With Vince McMahon appearing on SmackDown Live this week, there has been a lot of speculation that he will announce Shane McMahon vs. Kevin Owens at the Hell In A Cell pay-per-view on Oct.8, 2017, in Detroit Michigan. And now, we are learning why that match is being scheduled in the first place.
Sportskeeda (via their Dirty Sheets YouTube channel) is reporting that there is one really good reason why Vince McMahon has decided to book his son (who is currently 47-years-old) for another go in the squared circle. Money!
Apparently, it isn't just his entrance music theme song. When Shane 'O Mac wrestles it really is "here comes the money."

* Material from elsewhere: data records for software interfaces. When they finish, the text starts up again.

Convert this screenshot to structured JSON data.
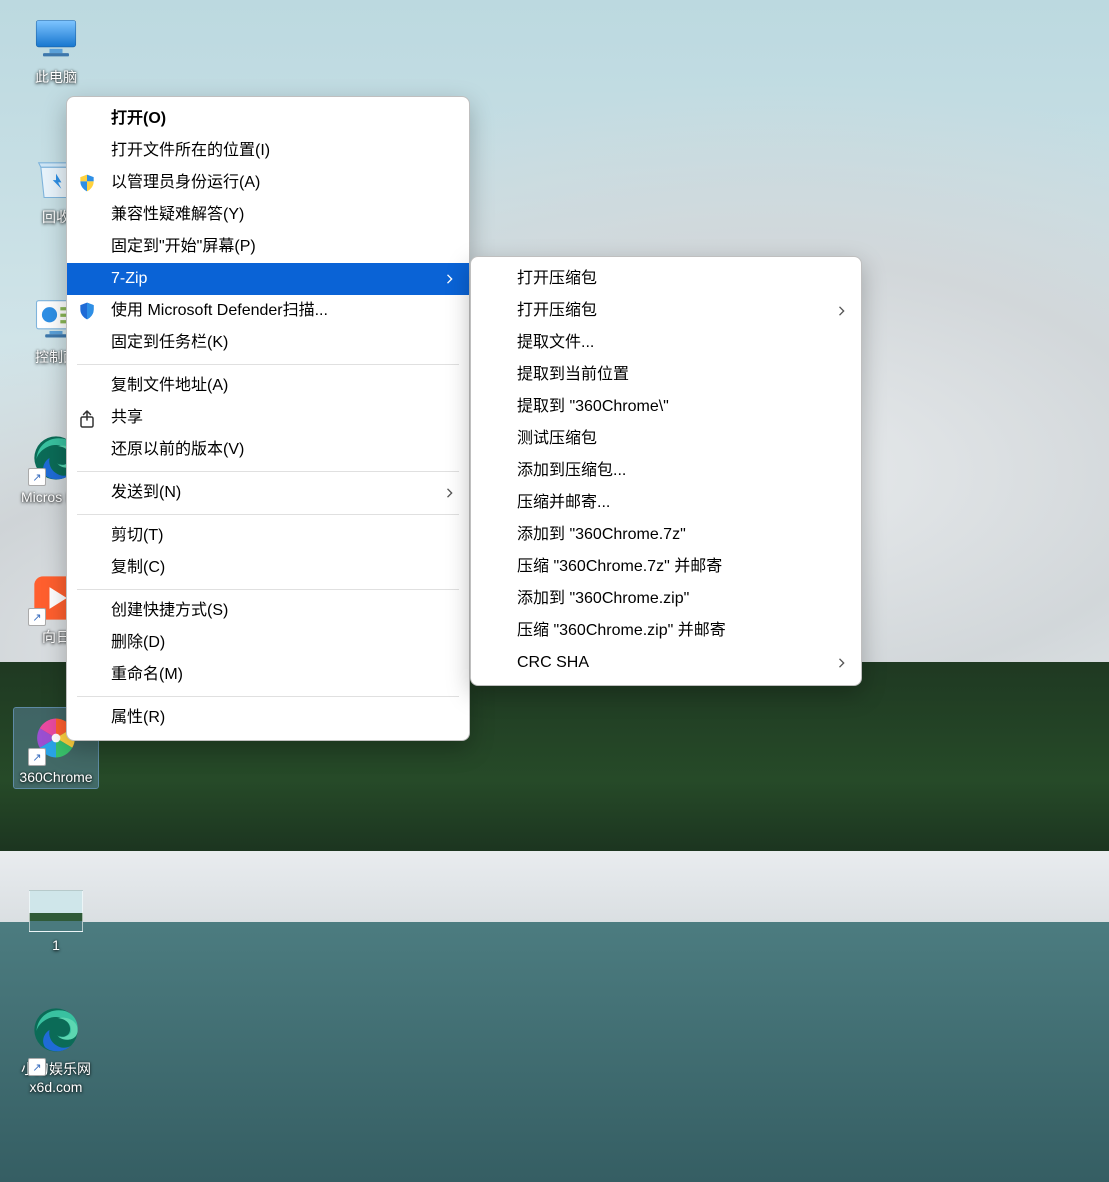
{
  "desktop": {
    "icons": [
      {
        "id": "this-pc",
        "label": "此电脑",
        "kind": "pc",
        "shortcut": false,
        "selected": false
      },
      {
        "id": "recycle-bin",
        "label": "回收",
        "kind": "recycle",
        "shortcut": false,
        "selected": false
      },
      {
        "id": "control-panel",
        "label": "控制面",
        "kind": "control",
        "shortcut": false,
        "selected": false
      },
      {
        "id": "edge",
        "label": "Micros Edg",
        "kind": "edge",
        "shortcut": true,
        "selected": false
      },
      {
        "id": "sunflower",
        "label": "向日",
        "kind": "sun",
        "shortcut": true,
        "selected": false
      },
      {
        "id": "360chrome",
        "label": "360Chrome",
        "kind": "pinwheel",
        "shortcut": true,
        "selected": true
      },
      {
        "id": "screenshot",
        "label": "1",
        "kind": "thumb",
        "shortcut": false,
        "selected": false
      },
      {
        "id": "edge2",
        "label": "小刀娱乐网 x6d.com",
        "kind": "edge",
        "shortcut": true,
        "selected": false
      }
    ]
  },
  "contextMenu": {
    "items": [
      {
        "label": "打开(O)",
        "bold": true
      },
      {
        "label": "打开文件所在的位置(I)"
      },
      {
        "label": "以管理员身份运行(A)",
        "icon": "shield-uac"
      },
      {
        "label": "兼容性疑难解答(Y)"
      },
      {
        "label": "固定到\"开始\"屏幕(P)"
      },
      {
        "label": "7-Zip",
        "submenu": true,
        "highlight": true
      },
      {
        "label": "使用 Microsoft Defender扫描...",
        "icon": "shield-defender"
      },
      {
        "label": "固定到任务栏(K)"
      },
      {
        "sep": true
      },
      {
        "label": "复制文件地址(A)"
      },
      {
        "label": "共享",
        "icon": "share"
      },
      {
        "label": "还原以前的版本(V)"
      },
      {
        "sep": true
      },
      {
        "label": "发送到(N)",
        "submenu": true
      },
      {
        "sep": true
      },
      {
        "label": "剪切(T)"
      },
      {
        "label": "复制(C)"
      },
      {
        "sep": true
      },
      {
        "label": "创建快捷方式(S)"
      },
      {
        "label": "删除(D)"
      },
      {
        "label": "重命名(M)"
      },
      {
        "sep": true
      },
      {
        "label": "属性(R)"
      }
    ]
  },
  "submenu": {
    "items": [
      {
        "label": "打开压缩包"
      },
      {
        "label": "打开压缩包",
        "submenu": true
      },
      {
        "label": "提取文件..."
      },
      {
        "label": "提取到当前位置"
      },
      {
        "label": "提取到 \"360Chrome\\\""
      },
      {
        "label": "测试压缩包"
      },
      {
        "label": "添加到压缩包..."
      },
      {
        "label": "压缩并邮寄..."
      },
      {
        "label": "添加到 \"360Chrome.7z\""
      },
      {
        "label": "压缩 \"360Chrome.7z\" 并邮寄"
      },
      {
        "label": "添加到 \"360Chrome.zip\""
      },
      {
        "label": "压缩 \"360Chrome.zip\" 并邮寄"
      },
      {
        "label": "CRC SHA",
        "submenu": true
      }
    ]
  }
}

Vince McMahon gives Shane a huge amount of credit for the success of WrestleMania 32. The event, which took place at AT&T Stadium in Arlington, Texas, became the highest attended WrestleMania of all time and was a huge commercial success—even if fans weren't as impressed overall.

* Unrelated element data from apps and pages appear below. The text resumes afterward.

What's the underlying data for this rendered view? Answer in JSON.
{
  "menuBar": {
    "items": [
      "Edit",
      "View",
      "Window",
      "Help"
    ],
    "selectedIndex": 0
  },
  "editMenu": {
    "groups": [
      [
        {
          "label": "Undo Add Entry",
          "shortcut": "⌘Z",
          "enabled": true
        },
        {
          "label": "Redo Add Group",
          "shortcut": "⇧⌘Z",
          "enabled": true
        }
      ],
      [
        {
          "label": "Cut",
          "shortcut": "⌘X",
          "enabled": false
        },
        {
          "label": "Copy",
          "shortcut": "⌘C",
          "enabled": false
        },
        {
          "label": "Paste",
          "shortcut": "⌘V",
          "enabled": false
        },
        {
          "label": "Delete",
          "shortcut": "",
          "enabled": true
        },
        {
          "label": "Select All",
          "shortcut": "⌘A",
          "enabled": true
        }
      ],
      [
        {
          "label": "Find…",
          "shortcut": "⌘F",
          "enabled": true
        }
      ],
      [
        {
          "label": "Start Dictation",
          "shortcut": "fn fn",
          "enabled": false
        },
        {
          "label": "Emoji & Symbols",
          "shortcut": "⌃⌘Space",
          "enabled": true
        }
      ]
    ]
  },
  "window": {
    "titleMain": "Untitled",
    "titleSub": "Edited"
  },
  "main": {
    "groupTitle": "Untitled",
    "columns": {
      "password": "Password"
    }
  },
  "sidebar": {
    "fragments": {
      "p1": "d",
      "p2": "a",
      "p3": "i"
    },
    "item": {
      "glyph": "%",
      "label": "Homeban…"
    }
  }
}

However, Sportskeeda reports the event was not looking like it was going to be a success at one point, and then they added Shane O' to the card and boom! They got the additional sales of the last 26,000 tickets, which in turn, caused secondary market prices to rise and hit an average of $301 and WrestleMania 32 ended up making the company just over $29 million!
Sure, the boost in ticket sales could be attributed to many factors, but Vince holds strong to the belief that it was bringing back his son to the WWE that did it—which is why the McMahon son will be earning his pay by battling Kevin Owens on Oct. 8, 2017.

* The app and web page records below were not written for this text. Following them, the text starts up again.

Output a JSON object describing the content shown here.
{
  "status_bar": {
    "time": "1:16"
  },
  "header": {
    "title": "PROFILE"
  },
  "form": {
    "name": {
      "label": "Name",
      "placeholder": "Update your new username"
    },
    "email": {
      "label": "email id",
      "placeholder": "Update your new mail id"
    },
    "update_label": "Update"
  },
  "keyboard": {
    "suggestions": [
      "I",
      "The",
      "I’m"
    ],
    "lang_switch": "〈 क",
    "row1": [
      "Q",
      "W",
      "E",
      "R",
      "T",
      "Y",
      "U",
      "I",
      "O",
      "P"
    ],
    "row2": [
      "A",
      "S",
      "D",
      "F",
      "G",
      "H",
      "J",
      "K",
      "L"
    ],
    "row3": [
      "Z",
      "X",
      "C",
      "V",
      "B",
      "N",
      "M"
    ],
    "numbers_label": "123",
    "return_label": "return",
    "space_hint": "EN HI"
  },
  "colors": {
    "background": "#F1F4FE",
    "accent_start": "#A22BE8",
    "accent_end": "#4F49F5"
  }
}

And speaking of his pay. Shane McMahon is signed to a contract that brings him $1.5 million dollars per year and according to Sportskeeda sources, the first year of his deal brought him $1.8 million which accounts for a nice $300,000 in bonuses and royalties.
It should also be noted that Shane's contract is a performer's contract only, which means he is not at all involved with creative and is only signed on to perform as SmackDown general manager as well as being contractually obligated to wrestle twice per year.